Do nuclear power plants produce energy? No! They just transform, convert energy. The same for computers. Computers don’t produce anything. They cannot “understand”.
So, can computer trick us? No, because the computer does not know what tricking is. Tricking is intentional.
I believe on the whole it (note: computer understanding) is “no”, then without a doubt we must conclude that work on this subject is hopeless and senseless.
Virtual, relative, chaotic
When talking about the word “virtual” Weizenbaum stresses that the word has undergone linguistic changes. Nevertheless this always holds true:
“If you say A is virtually B, than at a minimum we know that A is not B. It is something else.”
Worthy to remember when talking about the virtual “world”…
“I believe using this word is almost training us to omit essential things. We need to be conscious of the moment of manipulation that is hiding there.”
It is about uses and misuses of words, like virtual, relative and chaos. We need to be aware.
Technology has become a mediator for real experiences, be it a camera, TV or computer screens. It fully is embedded in our daily life.
Virtual “experiences”. Going to a concert is not the same musical experience as listening to a song on YT, and thus not convey the same understanding.
About the Value of Experience
Experience is what most is missing to computers, machines, robots. And experience is what most defines our knowledge, our being human.
“Maybe robots can pick apart simplified versions of our sentences but it could not interpret them correctly because it wouldn’t have our socialization of life experiences”
Plus the linguistic connotative, symbolic, contextual, cultural references are missing.

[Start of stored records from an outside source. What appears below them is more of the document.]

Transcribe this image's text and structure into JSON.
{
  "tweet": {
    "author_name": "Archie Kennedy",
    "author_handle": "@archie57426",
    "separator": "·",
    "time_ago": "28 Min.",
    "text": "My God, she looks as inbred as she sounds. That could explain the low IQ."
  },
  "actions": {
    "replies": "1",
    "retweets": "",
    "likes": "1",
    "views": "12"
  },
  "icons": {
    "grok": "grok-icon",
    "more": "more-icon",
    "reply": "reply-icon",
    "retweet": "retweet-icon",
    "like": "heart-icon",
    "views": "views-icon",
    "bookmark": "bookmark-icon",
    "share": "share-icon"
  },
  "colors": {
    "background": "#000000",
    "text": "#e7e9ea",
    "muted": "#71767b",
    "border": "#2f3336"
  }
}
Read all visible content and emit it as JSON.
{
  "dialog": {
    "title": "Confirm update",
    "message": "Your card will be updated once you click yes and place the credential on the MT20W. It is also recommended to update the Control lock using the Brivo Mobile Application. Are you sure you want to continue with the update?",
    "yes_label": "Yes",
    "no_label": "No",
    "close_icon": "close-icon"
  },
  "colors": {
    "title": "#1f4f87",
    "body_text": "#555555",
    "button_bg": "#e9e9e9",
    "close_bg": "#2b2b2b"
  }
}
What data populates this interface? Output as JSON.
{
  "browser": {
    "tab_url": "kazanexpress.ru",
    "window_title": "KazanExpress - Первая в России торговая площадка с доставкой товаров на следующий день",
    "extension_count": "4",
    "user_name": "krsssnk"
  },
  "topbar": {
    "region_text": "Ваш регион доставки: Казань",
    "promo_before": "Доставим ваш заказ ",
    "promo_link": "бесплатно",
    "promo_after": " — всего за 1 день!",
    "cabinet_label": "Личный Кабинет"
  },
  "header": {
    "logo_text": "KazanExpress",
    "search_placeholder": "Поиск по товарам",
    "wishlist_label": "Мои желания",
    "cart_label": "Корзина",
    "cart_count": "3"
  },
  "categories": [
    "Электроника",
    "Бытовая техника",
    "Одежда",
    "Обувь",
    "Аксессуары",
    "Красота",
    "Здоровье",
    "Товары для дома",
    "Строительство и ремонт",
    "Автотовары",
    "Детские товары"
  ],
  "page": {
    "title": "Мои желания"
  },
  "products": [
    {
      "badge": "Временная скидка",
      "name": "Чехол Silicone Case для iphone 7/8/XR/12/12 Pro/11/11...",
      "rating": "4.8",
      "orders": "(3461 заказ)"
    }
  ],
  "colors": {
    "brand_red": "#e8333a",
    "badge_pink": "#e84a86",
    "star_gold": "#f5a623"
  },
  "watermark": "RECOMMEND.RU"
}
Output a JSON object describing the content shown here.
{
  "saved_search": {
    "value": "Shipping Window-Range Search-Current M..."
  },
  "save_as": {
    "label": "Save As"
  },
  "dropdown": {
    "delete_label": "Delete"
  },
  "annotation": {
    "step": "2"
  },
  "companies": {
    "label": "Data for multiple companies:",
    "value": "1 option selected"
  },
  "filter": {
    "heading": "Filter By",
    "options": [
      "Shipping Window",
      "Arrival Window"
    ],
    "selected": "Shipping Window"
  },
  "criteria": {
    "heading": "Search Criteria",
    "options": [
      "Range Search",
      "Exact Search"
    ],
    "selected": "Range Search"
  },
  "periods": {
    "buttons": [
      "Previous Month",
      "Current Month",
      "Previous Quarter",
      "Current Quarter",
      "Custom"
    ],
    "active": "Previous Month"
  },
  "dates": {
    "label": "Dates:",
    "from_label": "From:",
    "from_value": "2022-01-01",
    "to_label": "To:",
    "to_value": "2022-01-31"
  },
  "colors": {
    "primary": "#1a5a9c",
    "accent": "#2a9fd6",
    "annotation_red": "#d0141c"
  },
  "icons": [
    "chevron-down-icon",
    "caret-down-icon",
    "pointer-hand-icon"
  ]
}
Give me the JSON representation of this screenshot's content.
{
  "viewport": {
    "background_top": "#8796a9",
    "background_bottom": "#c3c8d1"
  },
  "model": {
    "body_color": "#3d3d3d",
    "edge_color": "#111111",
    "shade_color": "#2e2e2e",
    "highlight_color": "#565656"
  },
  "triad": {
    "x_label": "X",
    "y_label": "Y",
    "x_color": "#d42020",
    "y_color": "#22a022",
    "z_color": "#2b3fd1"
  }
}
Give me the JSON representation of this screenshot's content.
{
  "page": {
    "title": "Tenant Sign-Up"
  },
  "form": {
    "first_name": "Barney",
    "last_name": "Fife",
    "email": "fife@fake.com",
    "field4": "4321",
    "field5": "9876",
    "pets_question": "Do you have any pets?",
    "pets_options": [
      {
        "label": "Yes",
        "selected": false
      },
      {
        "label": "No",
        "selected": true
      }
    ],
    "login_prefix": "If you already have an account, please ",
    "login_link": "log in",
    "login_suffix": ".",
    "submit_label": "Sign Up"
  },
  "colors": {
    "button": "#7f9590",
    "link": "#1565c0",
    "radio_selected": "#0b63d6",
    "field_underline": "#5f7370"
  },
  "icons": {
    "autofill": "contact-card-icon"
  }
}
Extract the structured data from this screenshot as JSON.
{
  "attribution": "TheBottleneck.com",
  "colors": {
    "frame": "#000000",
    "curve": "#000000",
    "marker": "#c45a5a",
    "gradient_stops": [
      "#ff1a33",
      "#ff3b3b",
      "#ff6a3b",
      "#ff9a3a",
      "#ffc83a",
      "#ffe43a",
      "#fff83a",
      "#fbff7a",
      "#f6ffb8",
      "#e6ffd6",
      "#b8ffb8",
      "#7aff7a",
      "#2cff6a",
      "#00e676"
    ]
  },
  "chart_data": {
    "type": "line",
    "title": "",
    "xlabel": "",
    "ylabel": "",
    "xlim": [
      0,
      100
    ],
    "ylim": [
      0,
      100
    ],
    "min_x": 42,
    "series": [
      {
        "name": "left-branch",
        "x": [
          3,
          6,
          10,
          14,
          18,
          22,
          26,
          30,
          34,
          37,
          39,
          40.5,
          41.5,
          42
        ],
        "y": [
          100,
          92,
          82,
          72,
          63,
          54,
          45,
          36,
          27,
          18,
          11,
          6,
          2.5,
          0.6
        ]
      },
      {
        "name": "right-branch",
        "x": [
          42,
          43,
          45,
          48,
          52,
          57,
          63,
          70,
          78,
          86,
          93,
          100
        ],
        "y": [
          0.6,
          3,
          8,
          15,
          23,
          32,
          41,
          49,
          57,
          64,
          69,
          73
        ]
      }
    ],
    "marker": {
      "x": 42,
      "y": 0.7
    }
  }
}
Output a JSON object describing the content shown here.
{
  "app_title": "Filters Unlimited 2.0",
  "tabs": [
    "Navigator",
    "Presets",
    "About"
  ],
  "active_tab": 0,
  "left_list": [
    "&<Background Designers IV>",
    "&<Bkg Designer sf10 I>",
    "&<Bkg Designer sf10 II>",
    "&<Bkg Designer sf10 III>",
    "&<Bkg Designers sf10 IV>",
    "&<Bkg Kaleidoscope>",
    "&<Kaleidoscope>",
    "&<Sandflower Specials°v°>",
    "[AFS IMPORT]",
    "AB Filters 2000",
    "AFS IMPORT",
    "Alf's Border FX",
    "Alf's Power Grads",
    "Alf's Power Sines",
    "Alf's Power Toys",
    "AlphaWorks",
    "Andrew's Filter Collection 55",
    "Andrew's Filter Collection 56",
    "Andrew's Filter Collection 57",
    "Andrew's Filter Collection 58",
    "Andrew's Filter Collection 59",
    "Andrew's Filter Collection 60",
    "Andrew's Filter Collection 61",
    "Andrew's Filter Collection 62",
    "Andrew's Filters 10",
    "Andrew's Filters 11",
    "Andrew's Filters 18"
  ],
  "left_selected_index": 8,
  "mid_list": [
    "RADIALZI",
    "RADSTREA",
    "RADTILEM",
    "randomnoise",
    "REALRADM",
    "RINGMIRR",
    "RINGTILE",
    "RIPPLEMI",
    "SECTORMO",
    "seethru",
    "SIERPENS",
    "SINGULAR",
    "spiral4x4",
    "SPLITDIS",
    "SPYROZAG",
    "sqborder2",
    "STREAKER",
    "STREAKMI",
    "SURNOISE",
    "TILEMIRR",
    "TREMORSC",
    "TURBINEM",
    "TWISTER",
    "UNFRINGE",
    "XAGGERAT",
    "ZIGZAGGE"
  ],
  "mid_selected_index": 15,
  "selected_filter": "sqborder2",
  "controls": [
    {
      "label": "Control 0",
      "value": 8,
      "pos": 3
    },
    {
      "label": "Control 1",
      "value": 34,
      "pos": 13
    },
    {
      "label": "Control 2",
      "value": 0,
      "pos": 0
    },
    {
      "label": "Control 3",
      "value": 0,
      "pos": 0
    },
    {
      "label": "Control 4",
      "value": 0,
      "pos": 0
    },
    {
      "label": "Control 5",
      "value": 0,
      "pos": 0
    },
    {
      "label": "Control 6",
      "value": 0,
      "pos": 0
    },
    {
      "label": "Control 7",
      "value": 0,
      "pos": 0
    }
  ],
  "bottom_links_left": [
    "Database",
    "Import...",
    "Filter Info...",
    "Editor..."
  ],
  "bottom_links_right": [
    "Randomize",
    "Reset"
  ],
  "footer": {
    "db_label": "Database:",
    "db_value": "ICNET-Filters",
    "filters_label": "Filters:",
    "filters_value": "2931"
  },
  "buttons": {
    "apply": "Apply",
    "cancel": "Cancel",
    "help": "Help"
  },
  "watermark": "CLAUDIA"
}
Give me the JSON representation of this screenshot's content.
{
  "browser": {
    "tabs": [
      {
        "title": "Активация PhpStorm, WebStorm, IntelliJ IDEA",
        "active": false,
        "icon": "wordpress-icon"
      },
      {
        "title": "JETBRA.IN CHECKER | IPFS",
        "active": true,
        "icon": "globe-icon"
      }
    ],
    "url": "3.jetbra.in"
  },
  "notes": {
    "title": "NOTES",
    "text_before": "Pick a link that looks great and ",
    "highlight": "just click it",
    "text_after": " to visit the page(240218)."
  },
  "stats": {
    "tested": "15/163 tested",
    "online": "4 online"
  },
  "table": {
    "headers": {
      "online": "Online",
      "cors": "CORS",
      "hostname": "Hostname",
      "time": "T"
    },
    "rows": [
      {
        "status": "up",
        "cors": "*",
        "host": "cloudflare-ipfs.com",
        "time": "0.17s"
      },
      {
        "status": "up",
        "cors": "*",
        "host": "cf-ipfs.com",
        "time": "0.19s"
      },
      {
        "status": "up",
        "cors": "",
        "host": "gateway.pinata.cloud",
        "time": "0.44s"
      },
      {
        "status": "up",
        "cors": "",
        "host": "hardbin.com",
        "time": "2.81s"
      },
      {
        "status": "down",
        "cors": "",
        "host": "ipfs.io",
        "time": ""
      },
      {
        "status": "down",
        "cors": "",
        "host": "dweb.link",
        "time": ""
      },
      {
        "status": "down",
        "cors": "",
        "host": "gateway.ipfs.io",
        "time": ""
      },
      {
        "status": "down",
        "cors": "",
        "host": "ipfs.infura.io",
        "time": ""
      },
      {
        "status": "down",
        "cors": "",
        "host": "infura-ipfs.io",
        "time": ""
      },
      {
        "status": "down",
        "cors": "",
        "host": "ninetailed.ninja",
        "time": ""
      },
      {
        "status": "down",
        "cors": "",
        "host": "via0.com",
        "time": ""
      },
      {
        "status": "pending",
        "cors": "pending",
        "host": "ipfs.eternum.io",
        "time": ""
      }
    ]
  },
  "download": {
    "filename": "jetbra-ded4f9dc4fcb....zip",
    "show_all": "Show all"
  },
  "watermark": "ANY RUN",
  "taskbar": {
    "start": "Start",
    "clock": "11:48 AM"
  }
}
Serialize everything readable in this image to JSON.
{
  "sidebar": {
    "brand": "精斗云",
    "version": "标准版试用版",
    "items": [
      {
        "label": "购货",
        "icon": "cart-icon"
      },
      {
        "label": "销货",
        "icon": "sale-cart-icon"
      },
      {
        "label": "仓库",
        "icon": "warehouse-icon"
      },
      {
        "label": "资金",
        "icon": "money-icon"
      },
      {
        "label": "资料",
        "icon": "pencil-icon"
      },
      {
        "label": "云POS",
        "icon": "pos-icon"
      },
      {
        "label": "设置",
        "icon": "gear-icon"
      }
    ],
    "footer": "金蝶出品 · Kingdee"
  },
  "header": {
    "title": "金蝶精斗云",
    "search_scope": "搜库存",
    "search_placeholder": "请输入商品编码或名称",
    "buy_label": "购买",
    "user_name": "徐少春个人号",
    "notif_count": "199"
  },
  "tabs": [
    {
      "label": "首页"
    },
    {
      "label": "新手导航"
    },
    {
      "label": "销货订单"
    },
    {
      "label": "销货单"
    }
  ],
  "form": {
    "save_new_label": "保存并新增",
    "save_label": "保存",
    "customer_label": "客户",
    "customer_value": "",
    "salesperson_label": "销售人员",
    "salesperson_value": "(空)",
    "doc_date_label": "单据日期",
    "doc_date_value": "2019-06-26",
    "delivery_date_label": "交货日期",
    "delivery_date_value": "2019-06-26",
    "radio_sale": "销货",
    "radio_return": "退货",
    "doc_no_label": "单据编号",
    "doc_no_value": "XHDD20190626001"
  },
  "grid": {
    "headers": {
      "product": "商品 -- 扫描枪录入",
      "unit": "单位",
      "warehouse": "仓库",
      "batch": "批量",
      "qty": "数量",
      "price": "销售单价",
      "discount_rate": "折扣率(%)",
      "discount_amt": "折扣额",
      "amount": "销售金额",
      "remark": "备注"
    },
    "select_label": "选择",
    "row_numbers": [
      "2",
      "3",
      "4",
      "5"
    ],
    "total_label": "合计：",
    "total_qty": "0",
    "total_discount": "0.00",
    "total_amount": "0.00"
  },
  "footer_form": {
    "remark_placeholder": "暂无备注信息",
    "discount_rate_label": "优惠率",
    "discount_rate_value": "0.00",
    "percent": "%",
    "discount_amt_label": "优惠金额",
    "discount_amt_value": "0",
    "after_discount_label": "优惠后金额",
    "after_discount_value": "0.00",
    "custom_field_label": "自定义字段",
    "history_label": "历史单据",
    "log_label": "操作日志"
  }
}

As responsibility is a central concept in Weizenbaum’s thinking, and ditching responsibility equals with “moral laziness”.
The mere question “What can we do?” is an example of moral laziness. Of moral comfort. Or moral evasion.
A lonely Island of Reason? For Weizenbaum, every individual counts.
“Every individual person who acts responsibly, humanely, is already a small island. That is what counts.”
For us there are few moments in life we have to decide Who am I? What do I want? Why am I here? What difference does it make?.
“When it does happen […] then it could be good that you are suddenly alone, especially the first phase of the decision process. Something that always amazed me is that these things are so obvious so that everyone can say, “Yes, dear Joseph, that is all true, but why are you saying it? Why do you keep on saying it over and over? We know that.”
It is simultaneously obvious that we do not know it or anyway we are not conscious of it, we don’t react to it.”
What does “Civil Courage” mean?
“It is widely held but a grievously mistaken belief that civil courage finds exercise only in the context of world-shaking events. To the contrary, it’s most arduous exercise is often in those small contexts in which the challenge is to overcome the fears induced by petty concerns over career, over our own relationships to those who appear to have power over us, over whatever may disturb the tranquility of our mundane existence.”